┌────────

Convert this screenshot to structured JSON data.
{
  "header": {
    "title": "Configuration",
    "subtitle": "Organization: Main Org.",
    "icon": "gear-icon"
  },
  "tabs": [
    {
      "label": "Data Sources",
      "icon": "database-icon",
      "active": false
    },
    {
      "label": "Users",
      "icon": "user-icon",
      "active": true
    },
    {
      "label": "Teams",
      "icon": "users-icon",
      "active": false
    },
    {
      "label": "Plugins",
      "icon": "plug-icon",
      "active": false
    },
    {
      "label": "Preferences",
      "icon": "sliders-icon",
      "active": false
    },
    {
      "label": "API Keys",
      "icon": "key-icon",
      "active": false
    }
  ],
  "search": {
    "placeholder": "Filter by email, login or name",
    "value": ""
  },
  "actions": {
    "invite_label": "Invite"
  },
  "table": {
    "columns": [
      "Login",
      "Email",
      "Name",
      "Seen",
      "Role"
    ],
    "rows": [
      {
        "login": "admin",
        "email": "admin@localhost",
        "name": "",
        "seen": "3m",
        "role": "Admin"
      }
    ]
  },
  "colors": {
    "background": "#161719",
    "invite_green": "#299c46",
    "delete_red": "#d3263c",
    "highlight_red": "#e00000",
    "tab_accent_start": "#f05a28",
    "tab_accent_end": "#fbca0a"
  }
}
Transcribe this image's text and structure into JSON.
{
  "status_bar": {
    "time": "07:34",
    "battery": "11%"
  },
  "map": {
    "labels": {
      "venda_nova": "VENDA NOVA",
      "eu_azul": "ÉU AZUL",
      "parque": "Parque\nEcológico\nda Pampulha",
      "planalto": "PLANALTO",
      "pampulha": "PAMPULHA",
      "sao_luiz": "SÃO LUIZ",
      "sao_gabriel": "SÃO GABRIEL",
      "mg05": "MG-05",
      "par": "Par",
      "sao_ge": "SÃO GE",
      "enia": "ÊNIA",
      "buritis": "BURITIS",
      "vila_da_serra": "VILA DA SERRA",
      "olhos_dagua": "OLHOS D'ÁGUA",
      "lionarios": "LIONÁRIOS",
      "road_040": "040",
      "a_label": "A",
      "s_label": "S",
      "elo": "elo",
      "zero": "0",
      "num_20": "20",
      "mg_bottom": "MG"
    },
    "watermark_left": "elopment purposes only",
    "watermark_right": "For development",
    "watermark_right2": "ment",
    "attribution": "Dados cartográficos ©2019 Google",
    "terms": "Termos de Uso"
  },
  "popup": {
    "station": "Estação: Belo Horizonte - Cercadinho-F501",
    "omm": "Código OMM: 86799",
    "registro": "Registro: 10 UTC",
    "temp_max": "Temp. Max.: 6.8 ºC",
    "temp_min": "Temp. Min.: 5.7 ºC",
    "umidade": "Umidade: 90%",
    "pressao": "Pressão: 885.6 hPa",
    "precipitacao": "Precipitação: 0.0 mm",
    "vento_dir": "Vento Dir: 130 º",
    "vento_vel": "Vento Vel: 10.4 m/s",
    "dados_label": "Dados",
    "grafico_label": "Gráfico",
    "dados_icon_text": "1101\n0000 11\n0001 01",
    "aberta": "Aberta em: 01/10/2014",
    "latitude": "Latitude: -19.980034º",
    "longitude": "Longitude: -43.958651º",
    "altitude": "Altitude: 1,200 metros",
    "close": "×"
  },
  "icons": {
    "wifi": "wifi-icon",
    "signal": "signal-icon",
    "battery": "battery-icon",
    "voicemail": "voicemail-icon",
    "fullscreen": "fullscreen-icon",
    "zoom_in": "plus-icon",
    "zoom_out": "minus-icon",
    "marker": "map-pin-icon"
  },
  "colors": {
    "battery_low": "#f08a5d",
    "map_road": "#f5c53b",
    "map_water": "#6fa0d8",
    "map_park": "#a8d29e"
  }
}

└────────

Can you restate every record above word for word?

**COMPLETED EXERCISE**
Convert this screenshot to structured JSON data.
{
  "header": {
    "title": "Configuration",
    "subtitle": "Organization: Main Org.",
    "icon": "gear-icon"
  },
  "tabs": [
    {
      "label": "Data Sources",
      "icon": "database-icon",
      "active": false
    },
    {
      "label": "Users",
      "icon": "user-icon",
      "active": true
    },
    {
      "label": "Teams",
      "icon": "users-icon",
      "active": false
    },
    {
      "label": "Plugins",
      "icon": "plug-icon",
      "active": false
    },
    {
      "label": "Preferences",
      "icon": "sliders-icon",
      "active": false
    },
    {
      "label": "API Keys",
      "icon": "key-icon",
      "active": false
    }
  ],
  "search": {
    "placeholder": "Filter by email, login or name",
    "value": ""
  },
  "actions": {
    "invite_label": "Invite"
  },
  "table": {
    "columns": [
      "Login",
      "Email",
      "Name",
      "Seen",
      "Role"
    ],
    "rows": [
      {
        "login": "admin",
        "email": "admin@localhost",
        "name": "",
        "seen": "3m",
        "role": "Admin"
      }
    ]
  },
  "colors": {
    "background": "#161719",
    "invite_green": "#299c46",
    "delete_red": "#d3263c",
    "highlight_red": "#e00000",
    "tab_accent_start": "#f05a28",
    "tab_accent_end": "#fbca0a"
  }
}
Transcribe this image's text and structure into JSON.
{
  "status_bar": {
    "time": "07:34",
    "battery": "11%"
  },
  "map": {
    "labels": {
      "venda_nova": "VENDA NOVA",
      "eu_azul": "ÉU AZUL",
      "parque": "Parque\nEcológico\nda Pampulha",
      "planalto": "PLANALTO",
      "pampulha": "PAMPULHA",
      "sao_luiz": "SÃO LUIZ",
      "sao_gabriel": "SÃO GABRIEL",
      "mg05": "MG-05",
      "par": "Par",
      "sao_ge": "SÃO GE",
      "enia": "ÊNIA",
      "buritis": "BURITIS",
      "vila_da_serra": "VILA DA SERRA",
      "olhos_dagua": "OLHOS D'ÁGUA",
      "lionarios": "LIONÁRIOS",
      "road_040": "040",
      "a_label": "A",
      "s_label": "S",
      "elo": "elo",
      "zero": "0",
      "num_20": "20",
      "mg_bottom": "MG"
    },
    "watermark_left": "elopment purposes only",
    "watermark_right": "For development",
    "watermark_right2": "ment",
    "attribution": "Dados cartográficos ©2019 Google",
    "terms": "Termos de Uso"
  },
  "popup": {
    "station": "Estação: Belo Horizonte - Cercadinho-F501",
    "omm": "Código OMM: 86799",
    "registro": "Registro: 10 UTC",
    "temp_max": "Temp. Max.: 6.8 ºC",
    "temp_min": "Temp. Min.: 5.7 ºC",
    "umidade": "Umidade: 90%",
    "pressao": "Pressão: 885.6 hPa",
    "precipitacao": "Precipitação: 0.0 mm",
    "vento_dir": "Vento Dir: 130 º",
    "vento_vel": "Vento Vel: 10.4 m/s",
    "dados_label": "Dados",
    "grafico_label": "Gráfico",
    "dados_icon_text": "1101\n0000 11\n0001 01",
    "aberta": "Aberta em: 01/10/2014",
    "latitude": "Latitude: -19.980034º",
    "longitude": "Longitude: -43.958651º",
    "altitude": "Altitude: 1,200 metros",
    "close": "×"
  },
  "icons": {
    "wifi": "wifi-icon",
    "signal": "signal-icon",
    "battery": "battery-icon",
    "voicemail": "voicemail-icon",
    "fullscreen": "fullscreen-icon",
    "zoom_in": "plus-icon",
    "zoom_out": "minus-icon",
    "marker": "map-pin-icon"
  },
  "colors": {
    "battery_low": "#f08a5d",
    "map_road": "#f5c53b",
    "map_water": "#6fa0d8",
    "map_park": "#a8d29e"
  }
}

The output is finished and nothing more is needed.